## [Task item]
In the copy you make of the entries, no picture should appear, and every word must match.

== Segment start ==

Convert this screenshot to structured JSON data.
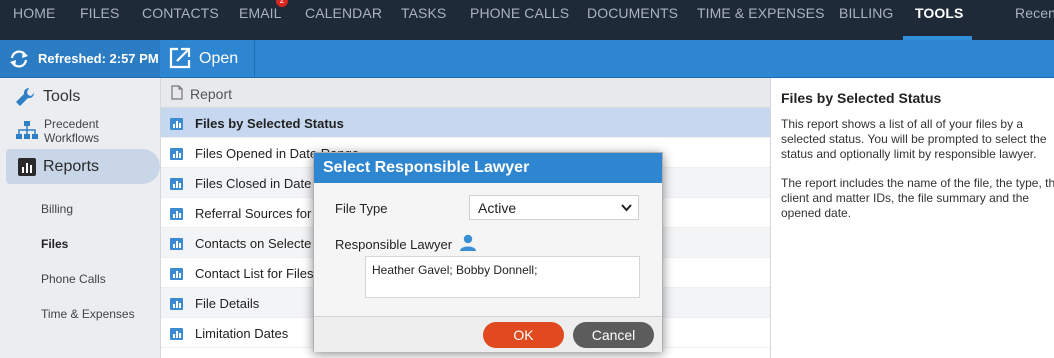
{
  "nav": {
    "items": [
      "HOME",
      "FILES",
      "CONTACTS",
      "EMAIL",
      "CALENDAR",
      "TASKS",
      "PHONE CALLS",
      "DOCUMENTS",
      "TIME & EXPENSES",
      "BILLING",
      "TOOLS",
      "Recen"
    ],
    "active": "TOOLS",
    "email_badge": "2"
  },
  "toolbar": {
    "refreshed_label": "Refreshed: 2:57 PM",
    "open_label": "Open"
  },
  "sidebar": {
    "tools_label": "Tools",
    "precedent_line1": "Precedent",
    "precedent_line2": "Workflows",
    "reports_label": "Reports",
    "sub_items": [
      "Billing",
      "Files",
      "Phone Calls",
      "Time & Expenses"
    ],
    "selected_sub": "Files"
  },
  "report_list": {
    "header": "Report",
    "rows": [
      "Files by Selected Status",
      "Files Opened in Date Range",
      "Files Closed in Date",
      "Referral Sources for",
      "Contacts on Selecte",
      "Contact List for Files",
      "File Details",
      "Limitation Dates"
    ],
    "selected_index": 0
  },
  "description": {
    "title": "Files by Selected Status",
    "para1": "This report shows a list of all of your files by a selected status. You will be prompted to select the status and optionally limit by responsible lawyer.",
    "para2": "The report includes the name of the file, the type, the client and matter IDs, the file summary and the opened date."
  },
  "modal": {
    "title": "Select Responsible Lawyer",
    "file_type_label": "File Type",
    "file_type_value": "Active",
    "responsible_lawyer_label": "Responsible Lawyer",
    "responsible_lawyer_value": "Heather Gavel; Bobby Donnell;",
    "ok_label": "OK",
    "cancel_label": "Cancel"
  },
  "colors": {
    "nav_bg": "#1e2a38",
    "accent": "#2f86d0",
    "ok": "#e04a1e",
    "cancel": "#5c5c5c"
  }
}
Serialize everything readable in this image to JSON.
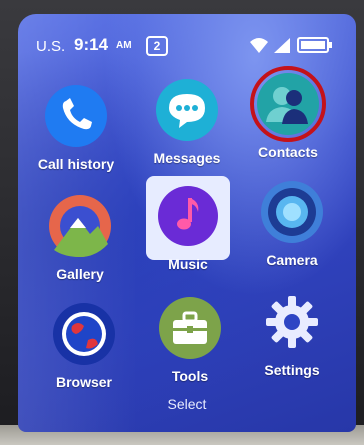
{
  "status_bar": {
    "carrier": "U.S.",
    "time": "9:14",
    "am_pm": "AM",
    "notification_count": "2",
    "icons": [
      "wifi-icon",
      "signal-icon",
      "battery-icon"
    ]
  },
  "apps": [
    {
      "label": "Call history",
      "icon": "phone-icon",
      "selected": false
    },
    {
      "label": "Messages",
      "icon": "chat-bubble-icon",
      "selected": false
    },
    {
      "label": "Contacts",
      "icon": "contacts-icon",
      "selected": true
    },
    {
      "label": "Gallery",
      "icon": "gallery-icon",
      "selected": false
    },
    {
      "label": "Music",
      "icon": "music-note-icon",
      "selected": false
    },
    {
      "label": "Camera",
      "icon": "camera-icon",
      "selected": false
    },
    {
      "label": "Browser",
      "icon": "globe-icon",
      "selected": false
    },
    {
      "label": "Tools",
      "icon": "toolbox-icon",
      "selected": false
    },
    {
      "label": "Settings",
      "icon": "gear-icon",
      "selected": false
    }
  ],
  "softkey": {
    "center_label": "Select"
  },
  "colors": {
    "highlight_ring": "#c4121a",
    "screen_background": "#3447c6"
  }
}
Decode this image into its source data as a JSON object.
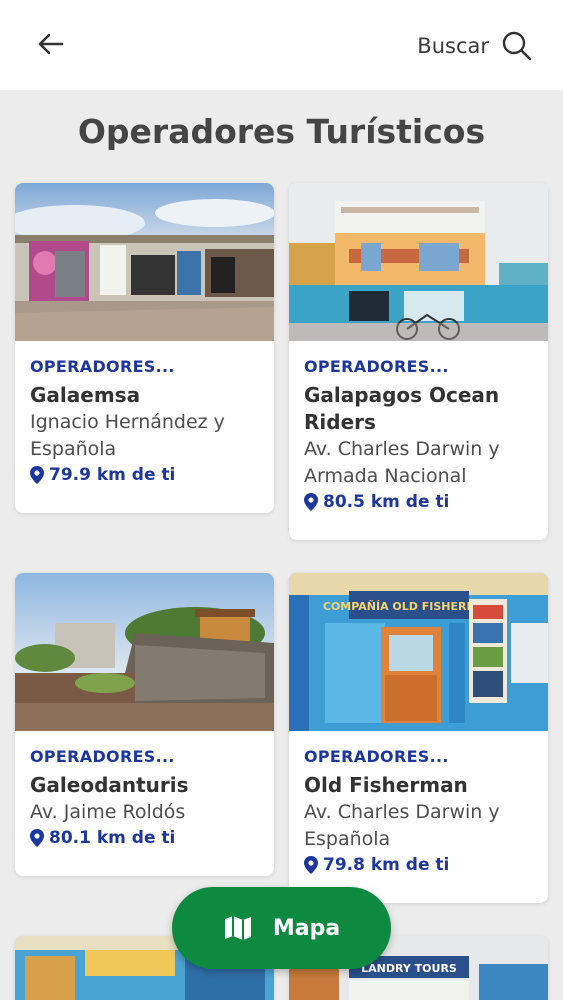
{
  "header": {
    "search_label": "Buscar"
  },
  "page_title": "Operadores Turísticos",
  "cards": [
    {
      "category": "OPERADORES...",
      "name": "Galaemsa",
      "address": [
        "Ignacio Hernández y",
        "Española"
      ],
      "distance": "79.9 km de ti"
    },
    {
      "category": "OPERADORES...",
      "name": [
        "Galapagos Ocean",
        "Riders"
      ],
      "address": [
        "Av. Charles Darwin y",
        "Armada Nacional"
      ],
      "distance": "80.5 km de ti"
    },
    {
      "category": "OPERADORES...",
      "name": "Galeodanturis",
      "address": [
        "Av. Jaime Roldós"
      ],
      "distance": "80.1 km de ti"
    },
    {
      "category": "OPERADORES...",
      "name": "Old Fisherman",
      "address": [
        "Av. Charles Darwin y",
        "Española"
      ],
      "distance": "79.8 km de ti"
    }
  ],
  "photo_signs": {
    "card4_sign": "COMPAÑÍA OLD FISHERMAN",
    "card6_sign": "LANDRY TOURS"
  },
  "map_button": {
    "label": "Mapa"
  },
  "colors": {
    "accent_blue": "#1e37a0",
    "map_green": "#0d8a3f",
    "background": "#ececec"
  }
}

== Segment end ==

## [Result of the task]
Convert this screenshot to structured JSON data.
{
  "nav": {
    "items": [
      "HOME",
      "FILES",
      "CONTACTS",
      "EMAIL",
      "CALENDAR",
      "TASKS",
      "PHONE CALLS",
      "DOCUMENTS",
      "TIME & EXPENSES",
      "BILLING",
      "TOOLS",
      "Recen"
    ],
    "active": "TOOLS",
    "email_badge": "2"
  },
  "toolbar": {
    "refreshed_label": "Refreshed: 2:57 PM",
    "open_label": "Open"
  },
  "sidebar": {
    "tools_label": "Tools",
    "precedent_line1": "Precedent",
    "precedent_line2": "Workflows",
    "reports_label": "Reports",
    "sub_items": [
      "Billing",
      "Files",
      "Phone Calls",
      "Time & Expenses"
    ],
    "selected_sub": "Files"
  },
  "report_list": {
    "header": "Report",
    "rows": [
      "Files by Selected Status",
      "Files Opened in Date Range",
      "Files Closed in Date",
      "Referral Sources for",
      "Contacts on Selecte",
      "Contact List for Files",
      "File Details",
      "Limitation Dates"
    ],
    "selected_index": 0
  },
  "description": {
    "title": "Files by Selected Status",
    "para1": "This report shows a list of all of your files by a selected status. You will be prompted to select the status and optionally limit by responsible lawyer.",
    "para2": "The report includes the name of the file, the type, the client and matter IDs, the file summary and the opened date."
  },
  "modal": {
    "title": "Select Responsible Lawyer",
    "file_type_label": "File Type",
    "file_type_value": "Active",
    "responsible_lawyer_label": "Responsible Lawyer",
    "responsible_lawyer_value": "Heather Gavel; Bobby Donnell;",
    "ok_label": "OK",
    "cancel_label": "Cancel"
  },
  "colors": {
    "nav_bg": "#1e2a38",
    "accent": "#2f86d0",
    "ok": "#e04a1e",
    "cancel": "#5c5c5c"
  }
}
Serialize everything readable in this image to JSON.
{
  "status_bar": {
    "carrier": "U.S.",
    "time": "9:14",
    "am_pm": "AM",
    "notification_count": "2",
    "icons": [
      "wifi-icon",
      "signal-icon",
      "battery-icon"
    ]
  },
  "apps": [
    {
      "label": "Call history",
      "icon": "phone-icon",
      "selected": false
    },
    {
      "label": "Messages",
      "icon": "chat-bubble-icon",
      "selected": false
    },
    {
      "label": "Contacts",
      "icon": "contacts-icon",
      "selected": true
    },
    {
      "label": "Gallery",
      "icon": "gallery-icon",
      "selected": false
    },
    {
      "label": "Music",
      "icon": "music-note-icon",
      "selected": false
    },
    {
      "label": "Camera",
      "icon": "camera-icon",
      "selected": false
    },
    {
      "label": "Browser",
      "icon": "globe-icon",
      "selected": false
    },
    {
      "label": "Tools",
      "icon": "toolbox-icon",
      "selected": false
    },
    {
      "label": "Settings",
      "icon": "gear-icon",
      "selected": false
    }
  ],
  "softkey": {
    "center_label": "Select"
  },
  "colors": {
    "highlight_ring": "#c4121a",
    "screen_background": "#3447c6"
  }
}
Decode this image into its source data as a JSON object.
{
  "header": {
    "search_label": "Buscar"
  },
  "page_title": "Operadores Turísticos",
  "cards": [
    {
      "category": "OPERADORES...",
      "name": "Galaemsa",
      "address": [
        "Ignacio Hernández y",
        "Española"
      ],
      "distance": "79.9 km de ti"
    },
    {
      "category": "OPERADORES...",
      "name": [
        "Galapagos Ocean",
        "Riders"
      ],
      "address": [
        "Av. Charles Darwin y",
        "Armada Nacional"
      ],
      "distance": "80.5 km de ti"
    },
    {
      "category": "OPERADORES...",
      "name": "Galeodanturis",
      "address": [
        "Av. Jaime Roldós"
      ],
      "distance": "80.1 km de ti"
    },
    {
      "category": "OPERADORES...",
      "name": "Old Fisherman",
      "address": [
        "Av. Charles Darwin y",
        "Española"
      ],
      "distance": "79.8 km de ti"
    }
  ],
  "photo_signs": {
    "card4_sign": "COMPAÑÍA OLD FISHERMAN",
    "card6_sign": "LANDRY TOURS"
  },
  "map_button": {
    "label": "Mapa"
  },
  "colors": {
    "accent_blue": "#1e37a0",
    "map_green": "#0d8a3f",
    "background": "#ececec"
  }
}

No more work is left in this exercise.